EXCLUSIVE INTERVIEW WITH HAESUE JO, MA/LMFT
AN ‘OTHER’ ISSUE
AT THE INTERSECTION OF OTHERING AND MENTAL HEALTH Opposite of ‘belonging’, there is ‘othering’. As opposed to acceptance and inclusion, othering translates to intolerance and exclusion. This can result in marginalization and discrimination with an “us vs. them” mentality. Being othered can cause a number of mental health issues. For help understanding and navigating mental health and issues like othering, there are a number of resources. Today, we look to the world’s leading provider of online therapy, BetterHelp.com. We have the pleasure of speaking with Haesue Jo, a Licensed Marriage and Family Therapist and Head of Clinical Operations at BetterHelp. ALLIÉ: Experienced in stress, anxiety, LGBTQIA, family conflicts, trauma and abuse, grief, parenting issues, anger management, self esteem, your specialties include relationship issues, career difficulties and coping with life changes. That’s a lot, Haesue. That said, a lot of people are dealing with a lot of issues. Today, let’s focus on the issue of ‘othering’. I wondered if you could begin by sharing the actual definition, followed by a personal recollection.
HAESUE: To “other” is to treat or view someone, or a group of people, as intrinsically different and alien to oneself. That’s the literal definition if you google it, and based on that - I’ve been othered my entire life, which I imagine many people can relate to. At some carnal, primitive level, we are tribal creatures and gravitate towards those that are like us - there’s familiarity for one thing, and a deep-rooted, long standing idea that “our people” are the ones we stick with. I was one of a few Koreans through high school, I was bullied for being tall (what?), for having hair on my arms,
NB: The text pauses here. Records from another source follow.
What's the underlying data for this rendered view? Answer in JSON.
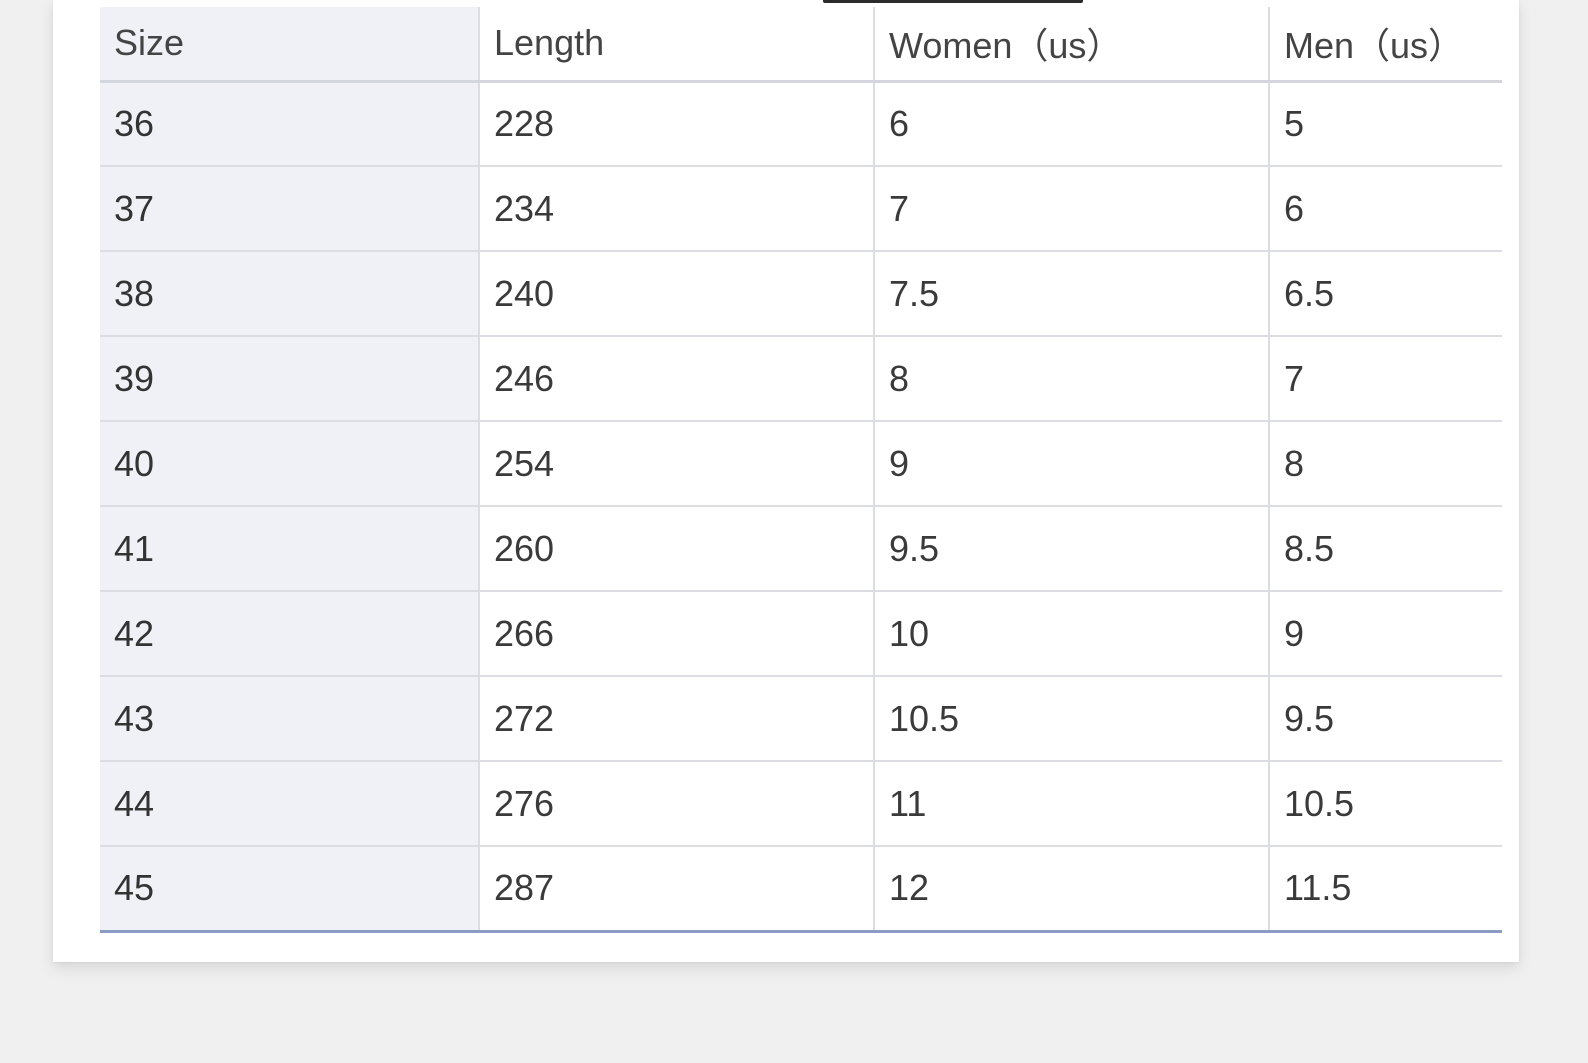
{
  "table": {
    "headers": [
      "Size",
      "Length",
      "Women（us）",
      "Men（us）"
    ],
    "rows": [
      [
        "36",
        "228",
        "6",
        "5"
      ],
      [
        "37",
        "234",
        "7",
        "6"
      ],
      [
        "38",
        "240",
        "7.5",
        "6.5"
      ],
      [
        "39",
        "246",
        "8",
        "7"
      ],
      [
        "40",
        "254",
        "9",
        "8"
      ],
      [
        "41",
        "260",
        "9.5",
        "8.5"
      ],
      [
        "42",
        "266",
        "10",
        "9"
      ],
      [
        "43",
        "272",
        "10.5",
        "9.5"
      ],
      [
        "44",
        "276",
        "11",
        "10.5"
      ],
      [
        "45",
        "287",
        "12",
        "11.5"
      ]
    ]
  },
  "colors": {
    "card_background": "#ffffff",
    "page_background": "#f0f0f0",
    "first_column_background": "#f0f1f6",
    "grid_line": "#dcdde3",
    "bottom_rule": "#8b9cc4",
    "text": "#3a3a3a"
  }
}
AN ‘OTHER’ ISSUE EXCLUSIVE INTERVIEW WITH HAESUE JO
CLICK, TAP OR SCAN
TO WATCH NOW
31 AWARENOW / THE MENTAL EDITION